# [WORK INSTRUCTIONS]
Write only how many lines in this data include "level".

# [EXERCISE MATERIALS]
======

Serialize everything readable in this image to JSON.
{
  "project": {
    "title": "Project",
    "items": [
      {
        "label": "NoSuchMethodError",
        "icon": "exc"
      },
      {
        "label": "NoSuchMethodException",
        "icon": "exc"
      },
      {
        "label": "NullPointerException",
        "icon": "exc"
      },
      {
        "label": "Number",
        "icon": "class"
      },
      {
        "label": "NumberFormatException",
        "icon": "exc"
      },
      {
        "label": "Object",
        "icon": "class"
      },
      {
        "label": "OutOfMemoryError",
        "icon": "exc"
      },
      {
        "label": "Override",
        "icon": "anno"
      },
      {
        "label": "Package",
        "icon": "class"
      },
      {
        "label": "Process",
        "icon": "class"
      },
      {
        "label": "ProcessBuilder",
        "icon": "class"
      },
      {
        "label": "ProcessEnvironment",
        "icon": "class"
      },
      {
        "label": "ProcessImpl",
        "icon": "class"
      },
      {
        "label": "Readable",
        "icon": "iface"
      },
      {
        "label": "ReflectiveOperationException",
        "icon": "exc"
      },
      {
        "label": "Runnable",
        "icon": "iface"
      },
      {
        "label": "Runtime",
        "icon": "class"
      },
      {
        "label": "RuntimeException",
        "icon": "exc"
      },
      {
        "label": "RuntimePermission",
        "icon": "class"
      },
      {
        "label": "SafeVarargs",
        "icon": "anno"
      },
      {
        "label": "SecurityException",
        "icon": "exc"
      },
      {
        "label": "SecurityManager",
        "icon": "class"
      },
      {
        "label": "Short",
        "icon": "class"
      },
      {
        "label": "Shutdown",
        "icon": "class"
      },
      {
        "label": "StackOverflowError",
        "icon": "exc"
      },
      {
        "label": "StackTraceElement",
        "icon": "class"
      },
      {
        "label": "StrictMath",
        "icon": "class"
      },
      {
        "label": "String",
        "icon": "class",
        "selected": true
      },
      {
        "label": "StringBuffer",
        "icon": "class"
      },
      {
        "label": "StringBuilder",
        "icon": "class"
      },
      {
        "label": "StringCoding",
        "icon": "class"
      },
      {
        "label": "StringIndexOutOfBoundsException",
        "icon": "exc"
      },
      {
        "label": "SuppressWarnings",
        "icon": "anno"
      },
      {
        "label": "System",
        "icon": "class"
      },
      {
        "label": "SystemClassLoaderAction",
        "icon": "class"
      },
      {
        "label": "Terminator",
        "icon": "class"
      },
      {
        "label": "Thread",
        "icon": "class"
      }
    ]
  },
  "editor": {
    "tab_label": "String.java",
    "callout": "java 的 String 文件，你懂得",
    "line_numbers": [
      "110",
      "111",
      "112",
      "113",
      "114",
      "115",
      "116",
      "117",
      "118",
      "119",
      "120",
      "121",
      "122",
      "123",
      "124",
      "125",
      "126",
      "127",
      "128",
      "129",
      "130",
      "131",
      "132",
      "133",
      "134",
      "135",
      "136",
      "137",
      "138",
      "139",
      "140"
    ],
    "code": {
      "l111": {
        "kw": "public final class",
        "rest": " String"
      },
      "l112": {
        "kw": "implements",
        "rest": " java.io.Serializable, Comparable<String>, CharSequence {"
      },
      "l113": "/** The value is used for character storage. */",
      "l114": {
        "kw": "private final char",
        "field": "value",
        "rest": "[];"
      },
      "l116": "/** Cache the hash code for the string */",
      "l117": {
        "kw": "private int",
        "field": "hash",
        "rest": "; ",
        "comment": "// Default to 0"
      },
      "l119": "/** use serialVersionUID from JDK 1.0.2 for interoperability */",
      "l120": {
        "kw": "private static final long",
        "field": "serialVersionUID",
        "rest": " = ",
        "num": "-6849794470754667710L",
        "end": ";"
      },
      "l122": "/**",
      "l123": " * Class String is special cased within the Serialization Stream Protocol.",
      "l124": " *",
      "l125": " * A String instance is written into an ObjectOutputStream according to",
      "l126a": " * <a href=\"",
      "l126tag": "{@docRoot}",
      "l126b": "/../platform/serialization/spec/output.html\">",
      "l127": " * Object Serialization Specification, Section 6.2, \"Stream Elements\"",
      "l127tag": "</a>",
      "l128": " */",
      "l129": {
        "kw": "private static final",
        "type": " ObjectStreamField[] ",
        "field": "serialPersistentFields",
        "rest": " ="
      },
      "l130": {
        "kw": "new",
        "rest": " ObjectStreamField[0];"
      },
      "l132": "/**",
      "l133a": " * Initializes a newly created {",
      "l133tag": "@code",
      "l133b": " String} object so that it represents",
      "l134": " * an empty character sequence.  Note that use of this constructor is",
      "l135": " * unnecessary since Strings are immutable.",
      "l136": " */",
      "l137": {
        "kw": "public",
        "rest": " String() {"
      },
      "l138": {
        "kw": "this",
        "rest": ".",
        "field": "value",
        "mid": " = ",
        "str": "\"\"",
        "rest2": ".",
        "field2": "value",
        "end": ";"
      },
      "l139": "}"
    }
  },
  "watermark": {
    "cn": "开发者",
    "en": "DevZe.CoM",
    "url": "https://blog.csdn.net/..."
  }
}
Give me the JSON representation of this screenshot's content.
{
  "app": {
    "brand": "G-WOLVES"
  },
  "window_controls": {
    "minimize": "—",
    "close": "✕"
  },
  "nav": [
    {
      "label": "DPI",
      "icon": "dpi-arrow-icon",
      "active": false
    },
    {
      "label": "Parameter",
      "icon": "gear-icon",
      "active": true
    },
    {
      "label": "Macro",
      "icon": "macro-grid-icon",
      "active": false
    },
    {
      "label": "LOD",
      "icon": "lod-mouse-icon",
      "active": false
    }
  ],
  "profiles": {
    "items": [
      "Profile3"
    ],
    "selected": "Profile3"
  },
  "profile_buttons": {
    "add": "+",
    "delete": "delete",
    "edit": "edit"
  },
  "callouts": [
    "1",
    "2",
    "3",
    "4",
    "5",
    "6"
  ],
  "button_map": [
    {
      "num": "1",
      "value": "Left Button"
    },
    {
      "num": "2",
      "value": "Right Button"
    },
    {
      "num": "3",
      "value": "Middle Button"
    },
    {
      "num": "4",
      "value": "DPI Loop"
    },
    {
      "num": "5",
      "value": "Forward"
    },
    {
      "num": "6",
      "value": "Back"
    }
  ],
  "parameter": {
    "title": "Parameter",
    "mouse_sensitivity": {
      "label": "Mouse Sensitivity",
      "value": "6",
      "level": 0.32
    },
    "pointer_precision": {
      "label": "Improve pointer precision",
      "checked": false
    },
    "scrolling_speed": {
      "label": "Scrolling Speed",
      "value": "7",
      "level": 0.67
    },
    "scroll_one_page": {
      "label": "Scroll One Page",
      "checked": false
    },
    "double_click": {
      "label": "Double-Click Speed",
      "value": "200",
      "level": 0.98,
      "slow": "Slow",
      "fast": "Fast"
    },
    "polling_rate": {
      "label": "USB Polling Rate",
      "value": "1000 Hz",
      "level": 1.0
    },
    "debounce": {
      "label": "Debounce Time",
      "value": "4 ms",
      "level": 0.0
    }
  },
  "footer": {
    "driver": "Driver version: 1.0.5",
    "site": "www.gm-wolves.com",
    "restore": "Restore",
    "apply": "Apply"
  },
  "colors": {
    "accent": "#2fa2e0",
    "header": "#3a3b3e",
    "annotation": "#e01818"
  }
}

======

# [ANSWER BOX]
5